All of NB#’s web clips have been incredible in terms of skating and cinematography. How is it working with Russell Houghten on those? Is another in the works?
Thanks, I’m sure Russell will be stoked to hear that! Russell is an amazing filmmaker, although we butt heads a lot I love him. We have an older brother/younger brother type relationship… We are actually coming to the UK in a few weeks to work on another!
You’ve said riding for NB# makes life easier financially. While I doubt it, do you miss anything about having to work a regular job?
No, not really. Now all I can think about is finding spots and skating… (Laughs).
Does it ever feel like you’ve got too much freedom now?
No way. Freedom is the best thing ever!
With your family moving to America for a better life, was growing up difficult until you were able to work and help your family in return? Obviously, I imagine you also feel more grateful for you the opportunities to get as a sponsored skateboarder?
My parents moved here when they were eighteen or nineteen. They did really well financially until about I was fourteen years old. I saw the good sides and the bad sides, so I definitely feel fortunate for everything.
I think you saying you’d rather go down the normal job route and skate for fun is really admirable. Some pros have never had to work a regular job in their lives; do you think that some take being a pro skateboarder for granted at times?
No, being a pro skateboarder is probably way harder than any other job in the world.
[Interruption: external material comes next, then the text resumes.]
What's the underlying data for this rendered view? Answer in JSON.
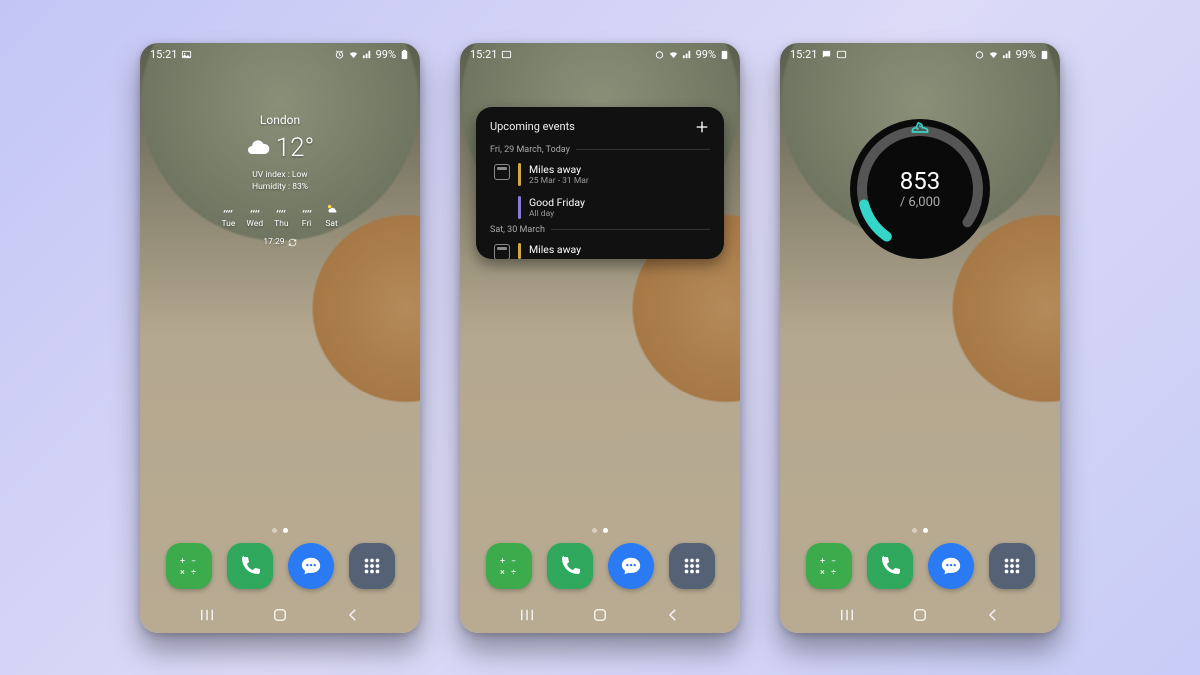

Props to all you pros out there.
Kids idealize the life of a sponsored skateboarder and forget about the fact that some have to hold down a job at the same time – if it came down to working again what would you go into?
I would try to work somewhere that allowed me to take time off to go skate or travel, that would be the most important thing.
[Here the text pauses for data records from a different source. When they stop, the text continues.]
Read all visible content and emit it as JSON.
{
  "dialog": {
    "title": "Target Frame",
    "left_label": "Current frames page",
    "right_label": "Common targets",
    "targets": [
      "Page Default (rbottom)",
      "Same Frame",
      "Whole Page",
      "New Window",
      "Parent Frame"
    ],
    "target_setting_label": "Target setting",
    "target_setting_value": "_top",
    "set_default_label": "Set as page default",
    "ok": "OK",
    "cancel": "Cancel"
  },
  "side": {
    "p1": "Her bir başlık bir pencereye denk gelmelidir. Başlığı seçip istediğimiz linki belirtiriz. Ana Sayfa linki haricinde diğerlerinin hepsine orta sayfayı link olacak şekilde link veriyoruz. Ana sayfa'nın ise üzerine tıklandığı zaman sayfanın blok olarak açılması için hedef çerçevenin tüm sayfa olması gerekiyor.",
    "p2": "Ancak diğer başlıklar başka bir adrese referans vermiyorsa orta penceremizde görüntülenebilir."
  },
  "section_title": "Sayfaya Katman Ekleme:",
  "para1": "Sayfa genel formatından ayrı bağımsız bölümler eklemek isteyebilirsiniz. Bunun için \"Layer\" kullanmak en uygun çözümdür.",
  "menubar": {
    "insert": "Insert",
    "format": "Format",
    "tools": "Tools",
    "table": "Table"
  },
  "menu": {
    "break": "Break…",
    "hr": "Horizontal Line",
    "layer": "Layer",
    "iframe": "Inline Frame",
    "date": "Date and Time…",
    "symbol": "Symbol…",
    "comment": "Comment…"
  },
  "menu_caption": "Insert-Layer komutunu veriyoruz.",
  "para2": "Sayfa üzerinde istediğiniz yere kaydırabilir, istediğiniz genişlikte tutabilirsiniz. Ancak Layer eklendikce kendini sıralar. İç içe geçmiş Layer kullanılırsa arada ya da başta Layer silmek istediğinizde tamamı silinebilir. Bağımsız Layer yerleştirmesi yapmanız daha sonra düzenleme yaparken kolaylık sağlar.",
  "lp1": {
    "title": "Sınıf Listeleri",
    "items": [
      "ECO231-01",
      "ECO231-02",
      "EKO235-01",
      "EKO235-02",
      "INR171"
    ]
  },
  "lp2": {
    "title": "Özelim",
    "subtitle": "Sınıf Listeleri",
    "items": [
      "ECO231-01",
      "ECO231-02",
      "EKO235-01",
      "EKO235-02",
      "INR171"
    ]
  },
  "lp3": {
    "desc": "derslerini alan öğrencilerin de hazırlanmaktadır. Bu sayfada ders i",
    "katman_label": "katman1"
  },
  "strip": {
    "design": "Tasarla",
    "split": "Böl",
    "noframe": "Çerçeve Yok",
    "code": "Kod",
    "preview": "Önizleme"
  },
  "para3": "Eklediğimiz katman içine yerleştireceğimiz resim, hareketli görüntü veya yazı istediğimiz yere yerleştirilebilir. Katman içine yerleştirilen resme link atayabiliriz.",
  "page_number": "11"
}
What would you say to someone that’s going through similar experiences to you? As in juggling work, education or whatever else; with what they really want in the long run?
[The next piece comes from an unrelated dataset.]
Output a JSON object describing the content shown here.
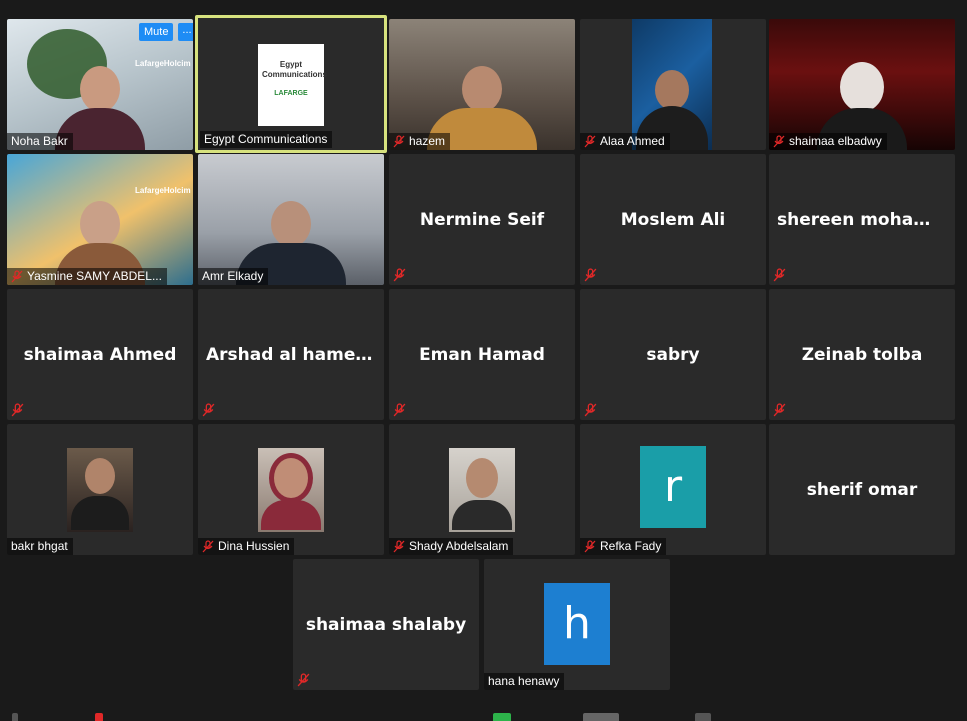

Follow your heart; stick around your friends that put a positive influence in your life. Have fun, life’s too short.
With the divide between what’s ‘mainstream’ and ‘real’ skateboarding growing bigger by the day, what do you think skateboarding will look like in ten years?
Probably the same! I hear skateboarding repeats itself, I can see that…
As a Factory Records and Morrissey fan, would you like to visit Manchester to skate and see the place that gave way to the music?
Dude, I’m coming out there soon! I’m so stoked! New Order ‘World in Motion’ playing the entire time!
Best Joy Division song not yet used in a video part?
‘Something Must Break’
What’s a Morrissey lyric to live by?
“Nothing’s changed, I still love you, oh I still love you… only slightly less than I used to, my love…”
Top five skateboarders (white outfits not compulsory)?
Tempter (Ed Templeton), Arto, AVE, (Geoff) Rowley, B.A.
Finally, give us something good we may not know about Arto Saari?
He always calls out tricks that he wants to do at spots he’s already done them on, but doesn’t even remember that he already did them… Oh Arto…